A new report suggests that the European Working Time Regulations have compromised junior doctors’ training. Here’s the reaction:
Professor Norman Williams, president of the Royal College of Surgeons and chair of the taskforce, said: “Through the course of the taskforce, we heard how implementation of the directive has affected different medical specialities in different ways and any solutions will need to take account of these differences.
“We are all committed to providing excellent training, fair employment practices and the highest quality of patient care. We also agree that it would be undesirable to return to the old days when doctors worked excessively long hours.

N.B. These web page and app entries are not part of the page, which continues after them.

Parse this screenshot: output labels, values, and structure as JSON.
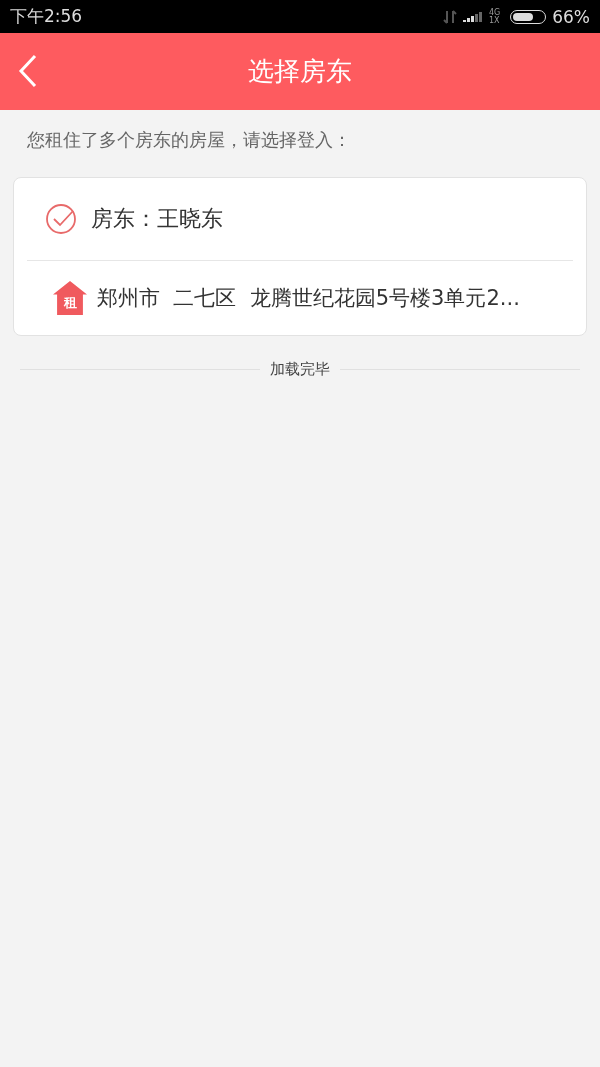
{
  "status_bar": {
    "time": "下午2:56",
    "network_top": "4G",
    "network_bottom": "1X",
    "battery": "66%"
  },
  "header": {
    "title": "选择房东"
  },
  "prompt": "您租住了多个房东的房屋，请选择登入：",
  "landlords": [
    {
      "name": "房东：王晓东",
      "selected": true,
      "badge": "租",
      "address": "郑州市  二七区  龙腾世纪花园5号楼3单元2..."
    }
  ],
  "footer": "加载完毕"
}
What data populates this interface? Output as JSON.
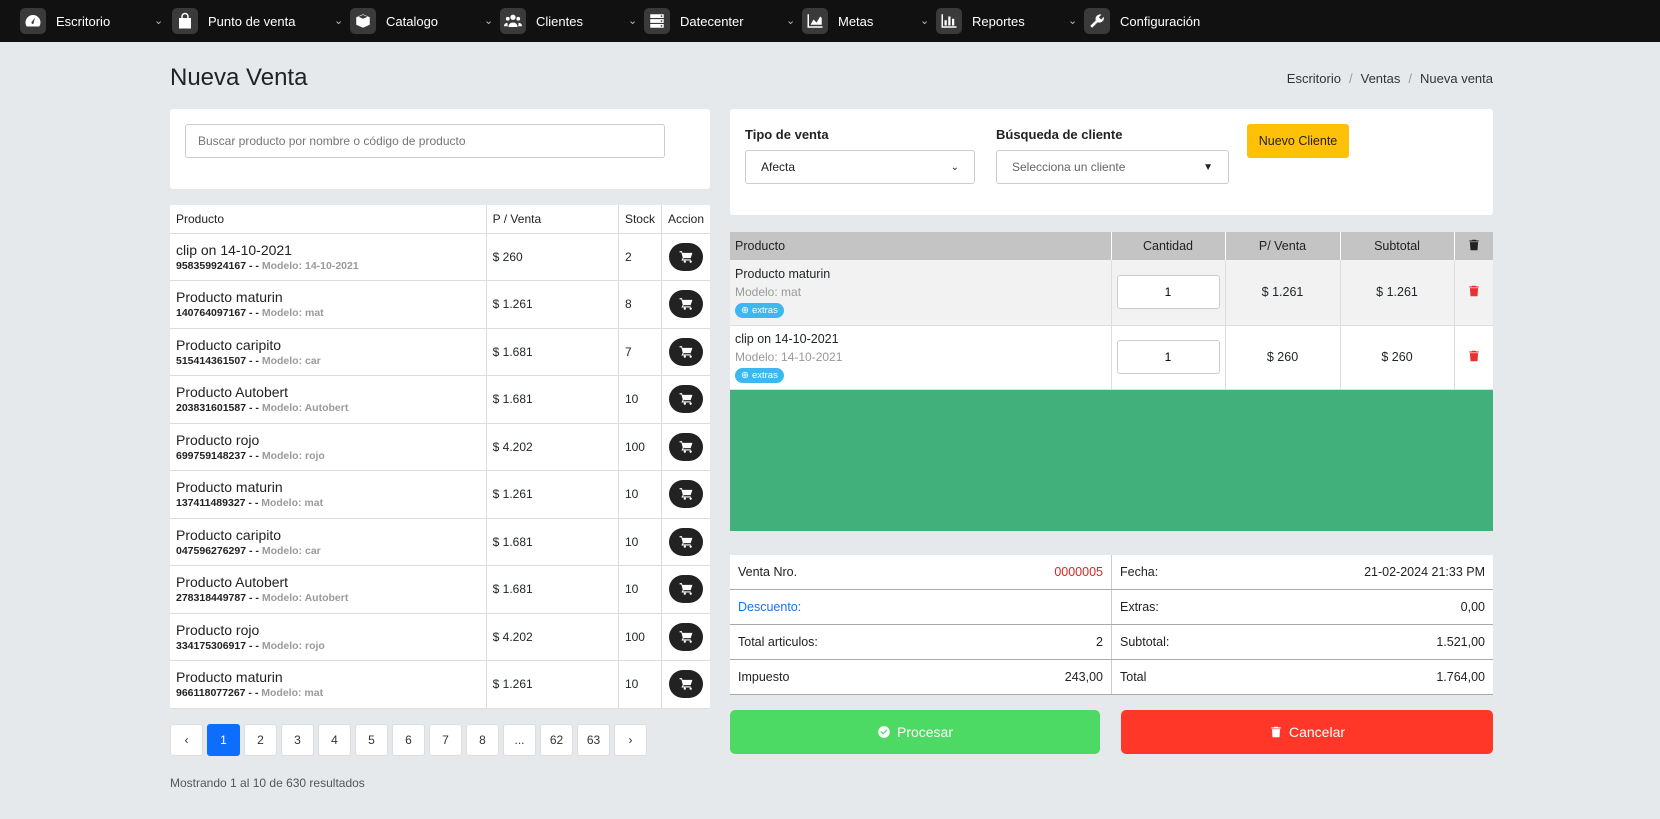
{
  "nav": [
    {
      "label": "Escritorio",
      "icon": "dashboard-icon"
    },
    {
      "label": "Punto de venta",
      "icon": "shopping-bag-icon"
    },
    {
      "label": "Catalogo",
      "icon": "box-icon"
    },
    {
      "label": "Clientes",
      "icon": "users-icon"
    },
    {
      "label": "Datecenter",
      "icon": "server-icon"
    },
    {
      "label": "Metas",
      "icon": "area-chart-icon"
    },
    {
      "label": "Reportes",
      "icon": "bar-chart-icon"
    },
    {
      "label": "Configuración",
      "icon": "wrench-icon"
    }
  ],
  "page": {
    "title": "Nueva Venta"
  },
  "breadcrumb": [
    "Escritorio",
    "Ventas",
    "Nueva venta"
  ],
  "search": {
    "placeholder": "Buscar producto por nombre o código de producto"
  },
  "products": {
    "headers": [
      "Producto",
      "P / Venta",
      "Stock",
      "Accion"
    ],
    "rows": [
      {
        "name": "clip on 14-10-2021",
        "code": "958359924167 - -",
        "model": "Modelo: 14-10-2021",
        "price": "$ 260",
        "stock": "2"
      },
      {
        "name": "Producto maturin",
        "code": "140764097167 - -",
        "model": "Modelo: mat",
        "price": "$ 1.261",
        "stock": "8"
      },
      {
        "name": "Producto caripito",
        "code": "515414361507 - -",
        "model": "Modelo: car",
        "price": "$ 1.681",
        "stock": "7"
      },
      {
        "name": "Producto Autobert",
        "code": "203831601587 - -",
        "model": "Modelo: Autobert",
        "price": "$ 1.681",
        "stock": "10"
      },
      {
        "name": "Producto rojo",
        "code": "699759148237 - -",
        "model": "Modelo: rojo",
        "price": "$ 4.202",
        "stock": "100"
      },
      {
        "name": "Producto maturin",
        "code": "137411489327 - -",
        "model": "Modelo: mat",
        "price": "$ 1.261",
        "stock": "10"
      },
      {
        "name": "Producto caripito",
        "code": "047596276297 - -",
        "model": "Modelo: car",
        "price": "$ 1.681",
        "stock": "10"
      },
      {
        "name": "Producto Autobert",
        "code": "278318449787 - -",
        "model": "Modelo: Autobert",
        "price": "$ 1.681",
        "stock": "10"
      },
      {
        "name": "Producto rojo",
        "code": "334175306917 - -",
        "model": "Modelo: rojo",
        "price": "$ 4.202",
        "stock": "100"
      },
      {
        "name": "Producto maturin",
        "code": "966118077267 - -",
        "model": "Modelo: mat",
        "price": "$ 1.261",
        "stock": "10"
      }
    ]
  },
  "pagination": {
    "items": [
      "‹",
      "1",
      "2",
      "3",
      "4",
      "5",
      "6",
      "7",
      "8",
      "...",
      "62",
      "63",
      "›"
    ],
    "active": "1"
  },
  "results_text": "Mostrando 1 al 10 de 630 resultados",
  "sale_type": {
    "label": "Tipo de venta",
    "value": "Afecta"
  },
  "client_search": {
    "label": "Búsqueda de cliente",
    "placeholder": "Selecciona un cliente"
  },
  "new_client_button": "Nuevo Cliente",
  "cart": {
    "headers": [
      "Producto",
      "Cantidad",
      "P/ Venta",
      "Subtotal"
    ],
    "rows": [
      {
        "name": "Producto maturin",
        "model": "Modelo: mat",
        "badge": "extras",
        "qty": "1",
        "price": "$ 1.261",
        "subtotal": "$ 1.261"
      },
      {
        "name": "clip on 14-10-2021",
        "model": "Modelo: 14-10-2021",
        "badge": "extras",
        "qty": "1",
        "price": "$ 260",
        "subtotal": "$ 260"
      }
    ]
  },
  "summary": {
    "sale_number_label": "Venta Nro.",
    "sale_number": "0000005",
    "date_label": "Fecha:",
    "date": "21-02-2024 21:33 PM",
    "discount_label": "Descuento:",
    "extras_label": "Extras:",
    "extras": "0,00",
    "total_items_label": "Total articulos:",
    "total_items": "2",
    "subtotal_label": "Subtotal:",
    "subtotal": "1.521,00",
    "tax_label": "Impuesto",
    "tax": "243,00",
    "total_label": "Total",
    "total": "1.764,00"
  },
  "actions": {
    "process": "Procesar",
    "cancel": "Cancelar"
  },
  "colors": {
    "accent_blue": "#0d6efd",
    "yellow": "#ffc107",
    "green": "#4cd964",
    "red": "#ff3729",
    "cart_area": "#42b07a"
  }
}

“However the inflexibility of the directive is having deleterious effects on training and patient care in some specialties and there is a need for solutions. One option which deserves further exploration might be to separate the training and education of trainee doctors from their work on the wards.
“This will help strike the right balance between delivering patient care and ensuring that junior doctors are able to acquire the knowledge and skills they need to become specialists of the future.”
Health Secretary Jeremy Hunt said: “The government commissioned this important work because we share the longstanding concerns of doctors and patients about the impact of the implementation of the Directive on patient care and doctors’ training. I am very grateful to the Royal College of Surgeons and other members of the expert panel for the way they have explored these issues and presented constructive solutions to address them.
“We look forward to working with doctors and patient groups to take them forward.”
Dean Royles, chief executive of the NHS Employers organisation, said: “We were pleased to be able to provide an important employers’ perspective in the report. Employers want competent staff who are well trained and supervised. We don’t want them working ridiculous hours that can reduce their ability to give safe high quality care. Patient safety and the health and wellbeing of staff were central to our evidence.
“We need a positive response to further compelling arguments for replacing the outdated ‘new deal’ contract. We believe a fresh contract for junior doctors will help deliver better training, better care and a better relationship with employers for this valuable group of staff.
“The report also certainly provides further compelling weight to the need for consultants to change the way they work. Agreement on changes to national terms and conditions are needed to create more support for junior doctors at all hours, to provide better patient care at the weekends and greater safety during handovers between shifts.”